await uploadBlobClient.DeleteIfExistsAsync();
using var file = File.OpenRead(fileName);

And now it's just a case of connecting the producer to the consumer by means of a BufferBlock with a bounded capacity (as I explained in my article about the producer consumer pattern with TPL Dataflow). And a linked ActionBlock with parallelism configured that stages each block. I've set maxParallelConsume to 8 by default, but you can try different values to see what speed increase you can get.

var buffer = new BufferBlock<Block>(new DataflowBlockOptions() 
                { BoundedCapacity = maxParallelConsume });

var consumerBlock = new ActionBlock<Block>(
    block => StageBlock(block,uploadBlobClient),
    new ExecutionDataflowBlockOptions 
                { BoundedCapacity = maxParallelConsume,
                   MaxDegreeOfParallelism = maxParallelConsume });

buffer.LinkTo(consumerBlock, new DataflowLinkOptions() 
                { PropagateCompletion = true });

And then we just need to start producing blocks, and wait for the consumers to complete.

var producerTask = Produce(buffer,file);
await consumerBlock.Completion;

Finally, we need to commit the block list, which we can get to as it's the result of the producer task.
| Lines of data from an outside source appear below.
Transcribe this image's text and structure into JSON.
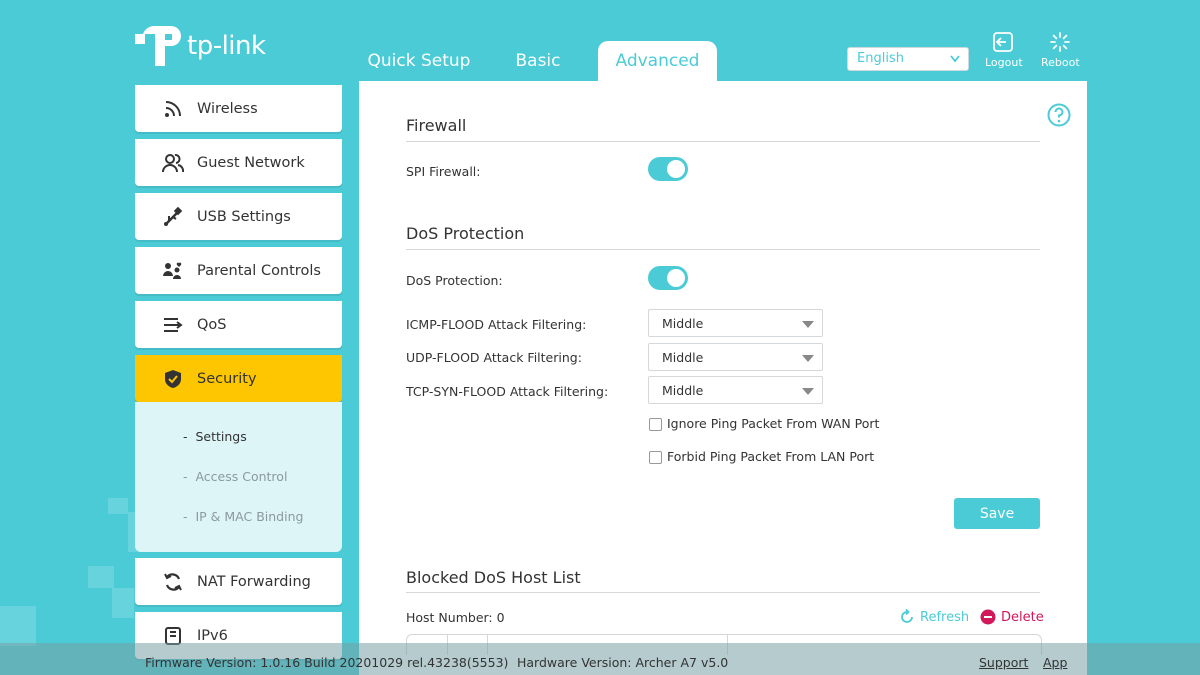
{
  "brand": {
    "name": "tp-link"
  },
  "nav": {
    "tabs": [
      "Quick Setup",
      "Basic",
      "Advanced"
    ],
    "active_tab": "Advanced"
  },
  "language": {
    "selected": "English"
  },
  "top_actions": {
    "logout": "Logout",
    "reboot": "Reboot"
  },
  "sidebar": {
    "items": [
      {
        "label": "Wireless",
        "icon": "wireless-icon"
      },
      {
        "label": "Guest Network",
        "icon": "guest-network-icon"
      },
      {
        "label": "USB Settings",
        "icon": "usb-icon"
      },
      {
        "label": "Parental Controls",
        "icon": "parental-controls-icon"
      },
      {
        "label": "QoS",
        "icon": "qos-icon"
      },
      {
        "label": "Security",
        "icon": "shield-icon",
        "active": true
      },
      {
        "label": "NAT Forwarding",
        "icon": "nat-icon"
      },
      {
        "label": "IPv6",
        "icon": "ipv6-icon"
      }
    ],
    "submenu": [
      {
        "label": "Settings",
        "active": true
      },
      {
        "label": "Access Control",
        "active": false
      },
      {
        "label": "IP & MAC Binding",
        "active": false
      }
    ],
    "submenu_prefix": "-"
  },
  "main": {
    "firewall": {
      "title": "Firewall",
      "spi_label": "SPI Firewall:",
      "spi_enabled": true
    },
    "dos": {
      "title": "DoS Protection",
      "toggle_label": "DoS Protection:",
      "enabled": true,
      "icmp_label": "ICMP-FLOOD Attack Filtering:",
      "icmp_value": "Middle",
      "udp_label": "UDP-FLOOD Attack Filtering:",
      "udp_value": "Middle",
      "tcp_label": "TCP-SYN-FLOOD Attack Filtering:",
      "tcp_value": "Middle",
      "ignore_ping_label": "Ignore Ping Packet From WAN Port",
      "ignore_ping_checked": false,
      "forbid_ping_label": "Forbid Ping Packet From LAN Port",
      "forbid_ping_checked": false,
      "save_label": "Save"
    },
    "blocked": {
      "title": "Blocked DoS Host List",
      "host_number": "Host Number: 0",
      "refresh_label": "Refresh",
      "delete_label": "Delete"
    }
  },
  "footer": {
    "firmware": "Firmware Version: 1.0.16 Build 20201029 rel.43238(5553)",
    "hardware": "Hardware Version: Archer A7 v5.0",
    "support": "Support",
    "app": "App"
  },
  "colors": {
    "accent": "#4acbd6",
    "active_item": "#fdc600",
    "delete": "#d0185a"
  }
}
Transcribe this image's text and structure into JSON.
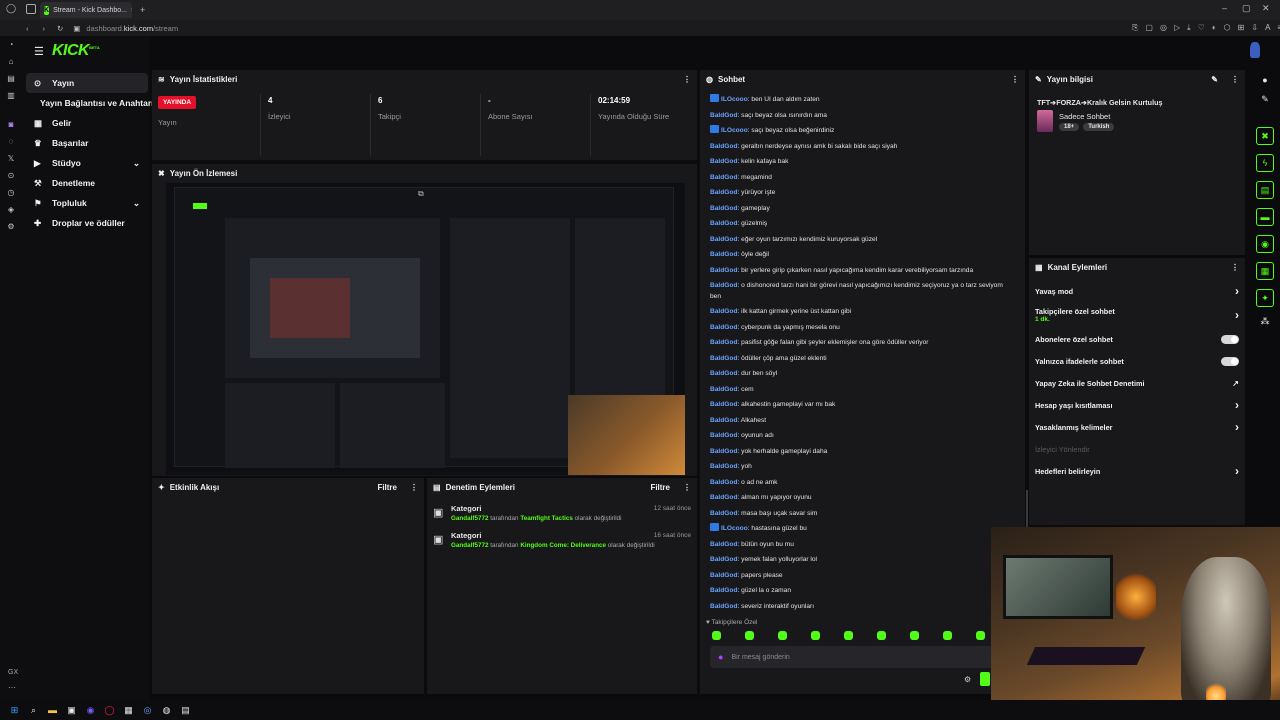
{
  "browser": {
    "tab_title": "Stream - Kick Dashbo...",
    "url_prefix": "dashboard.",
    "url_domain": "kick.com",
    "url_path": "/stream"
  },
  "brand": {
    "logo": "KICK",
    "beta": "BETA",
    "accent": "#53fc18",
    "live_red": "#e5112a"
  },
  "sidebar": {
    "items": [
      {
        "label": "Yayın",
        "icon": "broadcast-icon",
        "active": true
      },
      {
        "label": "Yayın Bağlantısı ve Anahtarı",
        "icon": ""
      },
      {
        "label": "Gelir",
        "icon": "chart-icon"
      },
      {
        "label": "Başarılar",
        "icon": "trophy-icon"
      },
      {
        "label": "Stüdyo",
        "icon": "studio-icon",
        "expandable": true
      },
      {
        "label": "Denetleme",
        "icon": "hammer-icon"
      },
      {
        "label": "Topluluk",
        "icon": "community-icon",
        "expandable": true
      },
      {
        "label": "Droplar ve ödüller",
        "icon": "gift-icon"
      }
    ],
    "footer": "GX"
  },
  "stats": {
    "title": "Yayın İstatistikleri",
    "live_badge": "YAYINDA",
    "items": [
      {
        "value": "",
        "label": "Yayın"
      },
      {
        "value": "4",
        "label": "İzleyici"
      },
      {
        "value": "6",
        "label": "Takipçi"
      },
      {
        "value": "-",
        "label": "Abone Sayısı"
      },
      {
        "value": "02:14:59",
        "label": "Yayında Olduğu Süre"
      }
    ]
  },
  "preview": {
    "title": "Yayın Ön İzlemesi"
  },
  "activity": {
    "title": "Etkinlik Akışı",
    "filter": "Filtre"
  },
  "moderation": {
    "title": "Denetim Eylemleri",
    "filter": "Filtre",
    "items": [
      {
        "title": "Kategori",
        "user": "Gandalf5772",
        "middle": " tarafından ",
        "category": "Teamfight Tactics",
        "suffix": " olarak değiştirildi",
        "time": "12 saat önce"
      },
      {
        "title": "Kategori",
        "user": "Gandalf5772",
        "middle": " tarafından ",
        "category": "Kingdom Come: Deliverance",
        "suffix": " olarak değiştirildi",
        "time": "16 saat önce"
      }
    ]
  },
  "chat": {
    "title": "Sohbet",
    "followers_only": "Takipçilere Özel",
    "placeholder": "Bir mesaj gönderin",
    "messages": [
      {
        "user": "ILOcooo",
        "text": "ben UI dan aldım zaten",
        "badge": true
      },
      {
        "user": "BaldGod",
        "text": "saçı beyaz olsa ısınırdın ama"
      },
      {
        "user": "ILOcooo",
        "text": "saçı beyaz olsa beğenirdiniz",
        "badge": true
      },
      {
        "user": "BaldGod",
        "text": "geraltın nerdeyse aynısı amk bi sakalı bide saçı siyah"
      },
      {
        "user": "BaldGod",
        "text": "kelin kafaya bak"
      },
      {
        "user": "BaldGod",
        "text": "megamind"
      },
      {
        "user": "BaldGod",
        "text": "yürüyor işte"
      },
      {
        "user": "BaldGod",
        "text": "gameplay"
      },
      {
        "user": "BaldGod",
        "text": "güzelmiş"
      },
      {
        "user": "BaldGod",
        "text": "eğer oyun tarzımızı kendimiz kuruyorsak güzel"
      },
      {
        "user": "BaldGod",
        "text": "öyle değil"
      },
      {
        "user": "BaldGod",
        "text": "bir yerlere girip çıkarken nasıl yapıcağıma kendim karar verebiliyorsam tarzında"
      },
      {
        "user": "BaldGod",
        "text": "o dishonored tarzı hani bir görevi nasıl yapıcağımızı kendimiz seçiyoruz ya o tarz seviyom",
        "cont": "ben"
      },
      {
        "user": "BaldGod",
        "text": "ilk kattan girmek yerine üst kattan gibi"
      },
      {
        "user": "BaldGod",
        "text": "cyberpunk da yapmış mesela onu"
      },
      {
        "user": "BaldGod",
        "text": "pasifist göğe falan gibi şeyler eklemişler ona göre ödüller veriyor"
      },
      {
        "user": "BaldGod",
        "text": "ödüller çöp ama güzel eklenti"
      },
      {
        "user": "BaldGod",
        "text": "dur ben söyl"
      },
      {
        "user": "BaldGod",
        "text": "cem"
      },
      {
        "user": "BaldGod",
        "text": "alkahestin gameplayi var mı bak"
      },
      {
        "user": "BaldGod",
        "text": "Alkahest"
      },
      {
        "user": "BaldGod",
        "text": "oyunun adı"
      },
      {
        "user": "BaldGod",
        "text": "yok herhalde gameplayi daha"
      },
      {
        "user": "BaldGod",
        "text": "yoh"
      },
      {
        "user": "BaldGod",
        "text": "o ad ne amk"
      },
      {
        "user": "BaldGod",
        "text": "alman mı yapıyor oyunu"
      },
      {
        "user": "BaldGod",
        "text": "masa başı uçak savar sim"
      },
      {
        "user": "ILOcooo",
        "text": "hastasına güzel bu",
        "badge": true
      },
      {
        "user": "BaldGod",
        "text": "bütün oyun bu mu"
      },
      {
        "user": "BaldGod",
        "text": "yemek falan yolluyorlar lol"
      },
      {
        "user": "BaldGod",
        "text": "papers please"
      },
      {
        "user": "BaldGod",
        "text": "güzel la o zaman"
      },
      {
        "user": "BaldGod",
        "text": "severiz interaktif oyunları"
      }
    ]
  },
  "stream_info": {
    "title": "Yayın bilgisi",
    "stream_title": "TFT➔FORZA➔Kralık Gelsin Kurtuluş",
    "category": "Sadece Sohbet",
    "tags": [
      "18+",
      "Turkish"
    ]
  },
  "channel_actions": {
    "title": "Kanal Eylemleri",
    "items": [
      {
        "label": "Yavaş mod",
        "control": "chevron"
      },
      {
        "label": "Takipçilere özel sohbet",
        "sub": "1 dk.",
        "control": "chevron"
      },
      {
        "label": "Abonelere özel sohbet",
        "control": "toggle"
      },
      {
        "label": "Yalnızca ifadelerle sohbet",
        "control": "toggle"
      },
      {
        "label": "Yapay Zeka ile Sohbet Denetimi",
        "control": "external"
      },
      {
        "label": "Hesap yaşı kısıtlaması",
        "control": "chevron"
      },
      {
        "label": "Yasaklanmış kelimeler",
        "control": "chevron"
      },
      {
        "label": "İzleyici Yönlendir",
        "control": "none",
        "disabled": true
      },
      {
        "label": "Hedefleri belirleyin",
        "control": "chevron"
      }
    ]
  }
}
When we commit a block we can set up various metadata such as tags, and metadata, but here I'm simply committing the block list.

var blockIds = producerTask.Result;
var opts = new CommitBlockListOptions()
    // could set tags, metadata, mime type etc here

var info = await uploadBlobClient.CommitBlockListAsync(blockIds, opts);

It is possible commit block lists multiple times, to gradually build up a blob by appending blocks one at a time, but I prefer for a file I'm uploading to only exist as a blob once it is uploaded in its entirety. That means you never have to be concerned about the possibility of a half-uploaded file being visible in blob storage.

Test by hashing

Of course, fast upload is no good if we corrupt the file on the way up, so let's test by hashing. Here's a simple function that can calculate a hash for a stream.

string HashFile(HashAlgorithm hasher, Stream stream)
    var buffer = new byte[4*1024*1024];
    while (true)
        int read = stream.Read(buffer, 0, buffer.Length);
        if (read == 0) break;
        hasher.TransformBlock(buffer, 0, read, null, 0);

    hasher.TransformFinalBlock(new byte[0], 0, 0);
    var hash = hasher.Hash;
    return BitConverter.ToString(hash).Replace("-", "");

We could then calculate the hash of the file we're uploading...

using var file = File.OpenRead(fileName);
var expectedHash = HashStream(SHA512.Create(), file);

And then use our blob client to re-download the file we just uploaded and calculate the hash to be compared with the expected value.

using var readStream = uploadBlobClient.OpenRead();
var uploadedHash = HashStream(SHA512.Create(),readStream);


With this code I was able to achieve upload speeds on a par with AzCopy in C# which (depending on the file size and available upload bandwidth) were up to 10 times faster than simply uploading a file one chunk at a time. You can try out the LINQPad script I used for this demo here.

Finally, an important note. You won't normally need to do this with the Azure SDK, as the UploadAsync method on the BlobClient already lets you specify a maximum degree of concurrency. I blogged about how to do this here. The reason I went through this exercise is that I sometimes need to deal with chunked files being uploaded via an external API, and so the staging block approach is ideal to use. (And it was also fun to find a problem that was a good fit for the producer consumer TPL dataflow).